If the burrata and pickled peaches had overplayed its hand, the roasted-beet salad did the opposite. Even if you paid attention to the fine print (and who does that?), it would have been hard to predict from the menu's description that beets, chickpeas, oranges and feta could create such a mesmerizing combination. Little isn't the first to toss chickpeas with oil and put them in the oven, but they would come as a revelation to anyone who knows these legumes as either rock-hard pellets or soggy beans from a can. Roasted until crunchy, they — along with fried beet shavings —offered the textural contrast that's the backbone of every great salad. Little also isn't the first to think in terms of these bright, exotic flavors — cumin and oranges can be found flirting in many chefs' shadows, and cumin and beets are a Moroccan standard — but he was smart to toss them together in a bowl, and in just the right combination with the other ingredients.

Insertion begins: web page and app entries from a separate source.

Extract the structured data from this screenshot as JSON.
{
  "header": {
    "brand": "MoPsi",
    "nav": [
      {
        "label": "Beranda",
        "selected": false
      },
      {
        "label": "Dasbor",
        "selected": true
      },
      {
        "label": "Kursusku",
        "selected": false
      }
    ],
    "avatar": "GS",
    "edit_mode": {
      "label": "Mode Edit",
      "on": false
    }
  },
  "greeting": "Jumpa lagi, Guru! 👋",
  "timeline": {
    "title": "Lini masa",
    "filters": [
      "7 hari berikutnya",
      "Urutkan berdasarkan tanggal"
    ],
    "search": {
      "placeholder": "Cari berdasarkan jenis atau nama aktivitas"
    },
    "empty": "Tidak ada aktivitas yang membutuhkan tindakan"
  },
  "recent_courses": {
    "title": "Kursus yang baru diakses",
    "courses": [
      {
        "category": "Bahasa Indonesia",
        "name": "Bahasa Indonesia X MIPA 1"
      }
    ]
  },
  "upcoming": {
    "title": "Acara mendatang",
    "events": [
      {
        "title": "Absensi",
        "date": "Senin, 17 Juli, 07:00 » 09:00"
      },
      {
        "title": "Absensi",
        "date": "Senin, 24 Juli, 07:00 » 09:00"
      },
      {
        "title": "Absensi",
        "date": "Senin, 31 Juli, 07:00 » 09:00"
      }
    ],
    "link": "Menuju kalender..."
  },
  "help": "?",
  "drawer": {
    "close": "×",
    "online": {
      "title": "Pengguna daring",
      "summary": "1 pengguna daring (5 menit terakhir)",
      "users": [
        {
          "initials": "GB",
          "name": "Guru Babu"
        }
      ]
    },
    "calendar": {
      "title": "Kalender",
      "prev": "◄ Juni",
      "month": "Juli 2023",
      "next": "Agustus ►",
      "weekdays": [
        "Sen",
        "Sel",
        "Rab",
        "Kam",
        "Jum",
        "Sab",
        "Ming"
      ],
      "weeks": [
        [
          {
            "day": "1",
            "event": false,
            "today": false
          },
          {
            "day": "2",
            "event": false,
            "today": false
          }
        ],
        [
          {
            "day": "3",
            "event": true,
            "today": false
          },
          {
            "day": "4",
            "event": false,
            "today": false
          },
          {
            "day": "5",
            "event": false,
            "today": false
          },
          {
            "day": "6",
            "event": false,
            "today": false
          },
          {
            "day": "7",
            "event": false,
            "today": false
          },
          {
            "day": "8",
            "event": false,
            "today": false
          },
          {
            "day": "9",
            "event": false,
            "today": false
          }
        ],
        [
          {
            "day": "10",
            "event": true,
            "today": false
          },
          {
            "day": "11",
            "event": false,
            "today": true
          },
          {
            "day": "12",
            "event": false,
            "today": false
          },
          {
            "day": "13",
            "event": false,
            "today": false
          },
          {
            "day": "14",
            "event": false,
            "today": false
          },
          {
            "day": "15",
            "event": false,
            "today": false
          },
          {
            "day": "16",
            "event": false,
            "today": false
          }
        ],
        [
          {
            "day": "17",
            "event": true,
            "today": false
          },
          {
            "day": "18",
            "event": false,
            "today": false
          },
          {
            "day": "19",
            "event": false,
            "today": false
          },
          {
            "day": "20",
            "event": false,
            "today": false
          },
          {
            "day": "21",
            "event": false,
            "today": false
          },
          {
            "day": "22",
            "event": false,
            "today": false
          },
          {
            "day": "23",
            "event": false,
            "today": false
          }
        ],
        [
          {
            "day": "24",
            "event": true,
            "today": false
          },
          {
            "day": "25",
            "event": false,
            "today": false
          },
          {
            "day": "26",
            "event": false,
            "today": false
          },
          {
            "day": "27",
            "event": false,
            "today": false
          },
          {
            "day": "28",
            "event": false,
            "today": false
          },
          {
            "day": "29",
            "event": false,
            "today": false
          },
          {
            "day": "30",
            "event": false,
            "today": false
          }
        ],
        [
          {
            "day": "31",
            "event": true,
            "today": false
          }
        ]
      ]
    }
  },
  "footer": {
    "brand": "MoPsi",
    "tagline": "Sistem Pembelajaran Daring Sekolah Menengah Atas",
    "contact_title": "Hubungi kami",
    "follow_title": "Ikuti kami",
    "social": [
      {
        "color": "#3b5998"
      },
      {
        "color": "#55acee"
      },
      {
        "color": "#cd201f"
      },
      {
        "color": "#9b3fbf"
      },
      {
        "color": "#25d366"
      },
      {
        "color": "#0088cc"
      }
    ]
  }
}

I wished I could have ignored the rest of the meal and just concentrated on that salad and the bustling souks and colorful tile mosaics from the North African country it reminded me of. But more food was coming, and some of it was good enough to deserve my undivided attention. One such dish was the hanger steak, with classic flavors of red wine, mushrooms and potatoes sparkling with the addition of a strand of blue-cheese butter that melted over the perfectly cooked meat. Braised pork, so fork-tender even a baby could've gummed it, was another attention-getter, with pan-crisped spaetzle and a standout pear barbecue sauce that was a welcome change from the rampant overly smoky or sweet variations. If Little were so inclined, he could probably bottle the stuff and make a fortune — or at least enough to make up for any lost business the construction on Second Avenue might be causing.
More than half the lengthy menu is made up of dishes that could fill the role of small plates, perfect for a nibble after work with a cocktail or as a commitment-free way to build a meal. Including the menu's official small plates, snacks, half-orders of pastas, small salads and sides, twenty-some dishes call out for sharing. One night, we so enjoyed the duck confit tacos (not spicy as advertised, but tasty all the same), fried Brussels sprouts and sunchoke salad with slices of crunchy raw tuber, artichokes, feta and preserved lemon that we largely ignored our entrees. My friend wasn't thrilled about being too full for dinner; he'd ordered the pan-roasted chicken with mustard sauce, chèvre gnocchi and tarragon-horseradish crème fraîche, and knew the dish would be better hot than reheated from a takeout box. I didn't mind so much, though, considering how bland my Colorado striped bass seemed after so many bold flavors (it needed more salsa verde) or how jumbled the flavors were in the cake-batter ice cream — with cinnamon-sugar pork rinds, bacon caramel, crispy pork belly and, of all things, blueberries — that followed it. With this and other desserts, the kitchen seems to be overthinking, cooking more from the head than the heart.